I swear it made me wish I was in middle school again. You could just tell that all of these kids liked each other; they all felt like they belonged; they all enjoyed the game even if sports weren't really their thing--even if sports really were their thing.
I can't overstate how good I feel about Nat being at this place.
Nat is still "phasing in" at school. Selina went with me again today to wait for Nat on the playground. When it was time to go in and get her, I told Selina we were going to get sister.
She hovered by the classroom door waiting and waiting for Nat to come out and when Nat appeared, Selina threw her arms around her and gave her a huge, spontaneous hug, saying "sister! you are finished with school?"
One of those moments when you wish you had a video camera behind your eyes.

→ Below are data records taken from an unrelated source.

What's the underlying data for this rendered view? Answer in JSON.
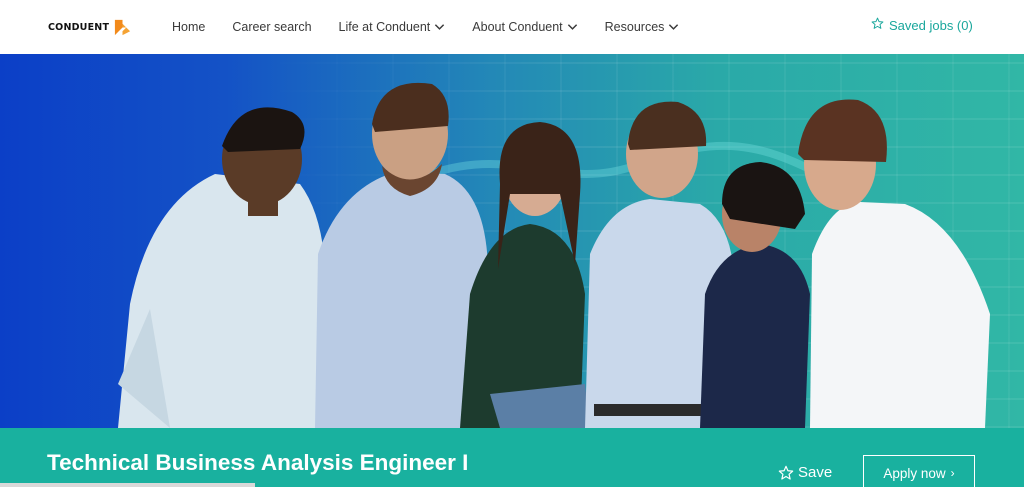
{
  "header": {
    "logo_text": "CONDUENT",
    "nav": [
      {
        "label": "Home",
        "has_dropdown": false
      },
      {
        "label": "Career search",
        "has_dropdown": false
      },
      {
        "label": "Life at Conduent",
        "has_dropdown": true
      },
      {
        "label": "About Conduent",
        "has_dropdown": true
      },
      {
        "label": "Resources",
        "has_dropdown": true
      }
    ],
    "saved_jobs_label": "Saved jobs (0)",
    "saved_jobs_icon": "star-outline-icon"
  },
  "hero": {
    "image": "group-of-smiling-colleagues-photo"
  },
  "job": {
    "title": "Technical Business Analysis Engineer I",
    "save_label": "Save",
    "apply_label": "Apply now",
    "apply_arrow": "›"
  },
  "colors": {
    "accent": "#1aa79c",
    "jobbar": "#19b19f",
    "logo_orange": "#f28a1b",
    "hero_blue": "#0b3fc7"
  }
}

LOVED Nat's teacher, loved her assistant, loved the room, loved the other parents, still think this is the school for her.
Up today: first day of leaving Nat alone in the classroom. But they have a phase-in policy for kids new to this school; new to school in general; new to Montessori, so it's only for a little over an hour. The PTA (which is called something more PC than "PTA" is having a coffee for parents all day so I can do that while Nat's in the classroom.
It's weird, diving into private school culture when I'd been plotting home school culture for the past several years. Not to say we'll never home school (we likely will at some point, if only to travel around the world for a year or whatnot), but for now, there's this whole new culture to adjust to. One nice thing though, is that it seems lots of Nat's classmates' parents share quite similar values to ours--many live in our neighborhood and work in similarly lefty/creative/education-oriented jobs. I might actually make a friend in the neighborhood this way.
Oh--and yes, I emailed the teacher a letter and she seemed really gracious about it and didn't seem annoyed with me at all. So that's good.